BE850657A (en) 1977-07-22
AU498726B2 (en) 1979-03-22
FR2338903A1 (en) 1977-08-19
GB1569914A (en) 1980-06-25
NO770214L (en) 1977-07-26
NL7700621A (en) 1977-07-26
AU2138677A (en) 1978-07-27
MX144326A (en) 1981-09-29
JPS52104517A (en) 1977-09-02
ZA7700348B (en) 1977-12-28
AR212520A1 (en) 1978-07-31
BR7700396A (en) 1977-10-18
JPS6035292B2 (en) 1985-08-14
NO780245L (en) 1977-07-26
NO142781C (en) 1980-10-15

Similar Documents

Publication Publication Date Title
US3770416A (en) Treatment of zinc rich steel mill dusts for reuse in steel making processes
EP1713940B1 (en) Method for manufacturing molten irons
EP0546000B2 (en) Process for mineral wool production
US3880639A (en) Sulfur recovery from glass melting and refining
CA2538091C (en) Self-reducing, cold-bonded pellets
US6676725B2 (en) Cold bonded iron particulate pellets

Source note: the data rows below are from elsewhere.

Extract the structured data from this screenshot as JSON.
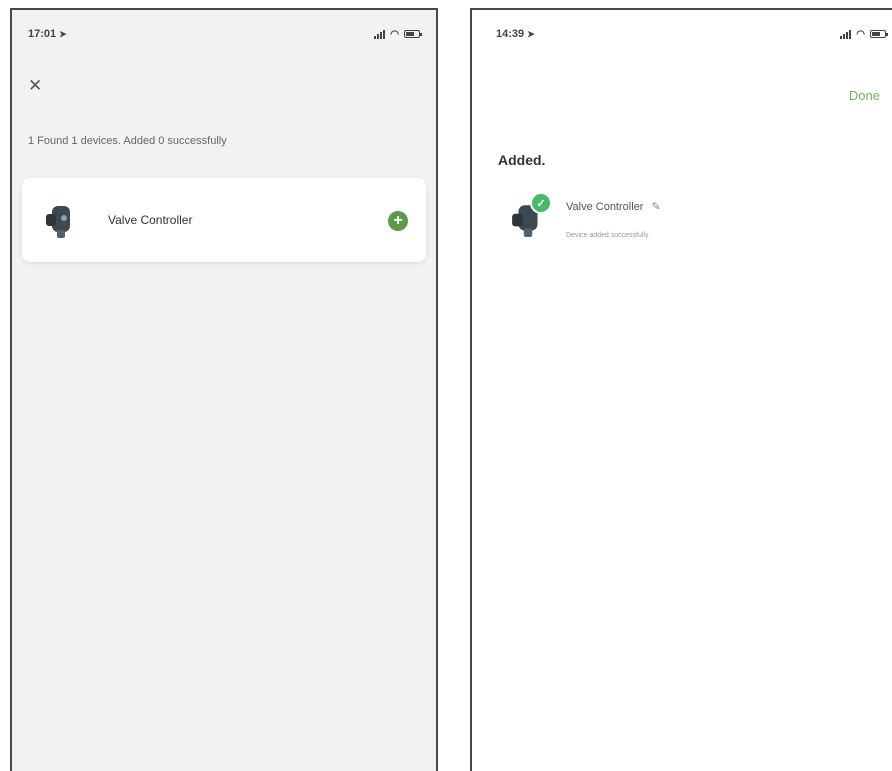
{
  "left_screen": {
    "status_time": "17:01",
    "close_icon": "close-icon",
    "found_text": "1 Found 1 devices. Added 0 successfully",
    "device": {
      "name": "Valve Controller",
      "action_icon": "plus-circle-icon"
    }
  },
  "right_screen": {
    "status_time": "14:39",
    "done_label": "Done",
    "added_title": "Added.",
    "device": {
      "name": "Valve Controller",
      "status": "Device added successfully"
    }
  },
  "colors": {
    "add_button": "#5b9a4a",
    "done_text": "#7cb063",
    "check_badge": "#49b86a"
  }
}
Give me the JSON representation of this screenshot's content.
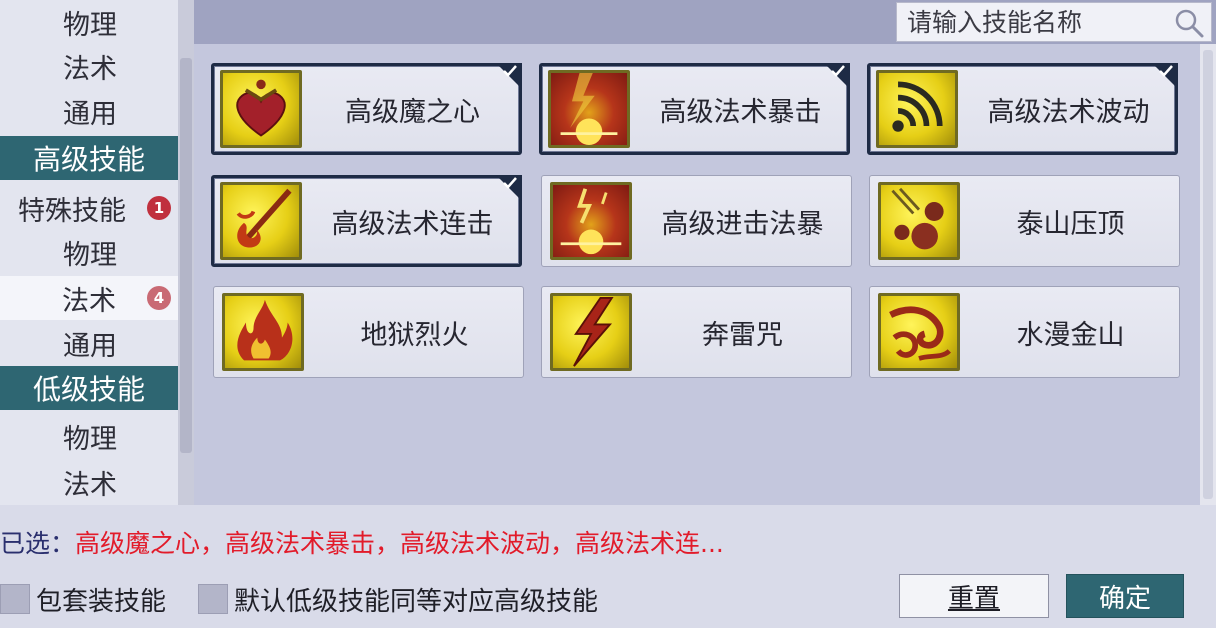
{
  "sidebar": {
    "items": [
      {
        "label": "物理",
        "type": "sub"
      },
      {
        "label": "法术",
        "type": "sub"
      },
      {
        "label": "通用",
        "type": "sub"
      },
      {
        "label": "高级技能",
        "type": "header"
      },
      {
        "label": "特殊技能",
        "type": "special",
        "badge": "1"
      },
      {
        "label": "物理",
        "type": "sub"
      },
      {
        "label": "法术",
        "type": "selected",
        "badge": "4"
      },
      {
        "label": "通用",
        "type": "sub"
      },
      {
        "label": "低级技能",
        "type": "header"
      },
      {
        "label": "物理",
        "type": "sub"
      },
      {
        "label": "法术",
        "type": "sub"
      }
    ]
  },
  "search": {
    "placeholder": "请输入技能名称"
  },
  "skills": [
    {
      "name": "高级魔之心",
      "checked": true,
      "icon": "heart-icon"
    },
    {
      "name": "高级法术暴击",
      "checked": true,
      "icon": "burst-icon"
    },
    {
      "name": "高级法术波动",
      "checked": true,
      "icon": "wave-icon"
    },
    {
      "name": "高级法术连击",
      "checked": true,
      "icon": "flame-strike-icon"
    },
    {
      "name": "高级进击法暴",
      "checked": false,
      "icon": "explosion-icon"
    },
    {
      "name": "泰山压顶",
      "checked": false,
      "icon": "rocks-icon"
    },
    {
      "name": "地狱烈火",
      "checked": false,
      "icon": "fire-icon"
    },
    {
      "name": "奔雷咒",
      "checked": false,
      "icon": "lightning-icon"
    },
    {
      "name": "水漫金山",
      "checked": false,
      "icon": "water-icon"
    }
  ],
  "footer": {
    "selected_label": "已选：",
    "selected_value": "高级魔之心，高级法术暴击，高级法术波动，高级法术连...",
    "option1": "包套装技能",
    "option2": "默认低级技能同等对应高级技能",
    "reset_label": "重置",
    "ok_label": "确定"
  },
  "colors": {
    "header_bg": "#2e6672",
    "selected_text": "#e21b2a",
    "badge": "#c0303e"
  }
}
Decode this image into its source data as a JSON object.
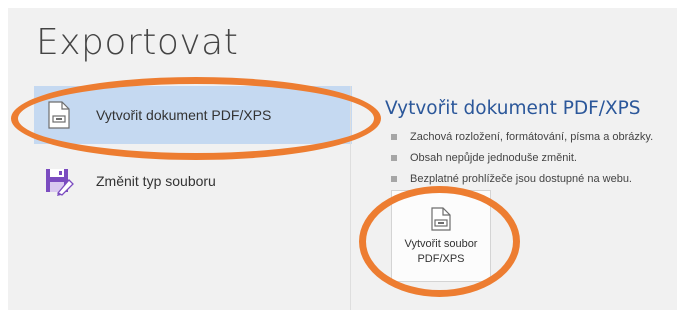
{
  "page": {
    "title": "Exportovat"
  },
  "sidebar": {
    "items": [
      {
        "label": "Vytvořit dokument PDF/XPS",
        "icon": "pdf-document-icon",
        "selected": true
      },
      {
        "label": "Změnit typ souboru",
        "icon": "save-as-file-type-icon",
        "selected": false
      }
    ]
  },
  "detail": {
    "title": "Vytvořit dokument PDF/XPS",
    "bullets": [
      "Zachová rozložení, formátování, písma a obrázky.",
      "Obsah nepůjde jednoduše změnit.",
      "Bezplatné prohlížeče jsou dostupné na webu."
    ],
    "button": {
      "label_line1": "Vytvořit soubor",
      "label_line2": "PDF/XPS",
      "icon": "pdf-document-icon"
    }
  },
  "colors": {
    "accent": "#2b579a",
    "selected_bg": "#c5d9f1",
    "annotation": "#ed7d31",
    "panel_bg": "#f1f1f1"
  },
  "annotations": [
    "orange-ellipse-sidebar-item",
    "orange-ellipse-create-button"
  ]
}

KR101067460B1 (en) Briquetting method of iron ore
DE10042071C1 (en) Porous silicate granulate used as additive for the production of building materials such as light concrete, mortar or heat insulating plaster contains glass and a glassy crystalline component
EP0767762B1 (en) Production of mineral fibres
US3956446A (en) Method of forming discrete pieces or pellets from meltable glass-producing mixtures
KR100423014B1 (en) Method of producing synthetic silicates and use thereof in glass production
US20050245387A1 (en) Yttira containing high-density chrome based refractory composites
CN1212410C (en) Method for realizing zero exhaust for fully steelmaking of steel dust and mud
US2855290A (en) Method of reducing iron oxide to sponge iron
CN101270410A (en) Cold bonded pellet and method of producing the same
EP1579016B1 (en) Cold briquetting and pelletisation of mineral fines using an iron-bearing hydraulic binder
US3788832A (en) Process for pre-treating and melting glassmaking materials
RU2264435C2 (en) Coal briquettes for reductive melting process and a method for manufacture thereof
US5049198A (en) Calcium sulfate process for the coproduction of Portland cement clinker and concentrated sulfur dioxide adequate to manufacture sulfuric acid
US2806779A (en) Method of producing iron
KR20170041679A (en) Cement compound and a method for the production thereof
CN101544501B (en) Forsterite zirconia brick and producing method thereof
CN102320715B (en) Presintering treatment process of glass batch and device thereof
KR101304686B1 (en) Part reduced iron for blast furnace and method thereof
CN102515801B (en) Silica brick for glass furnace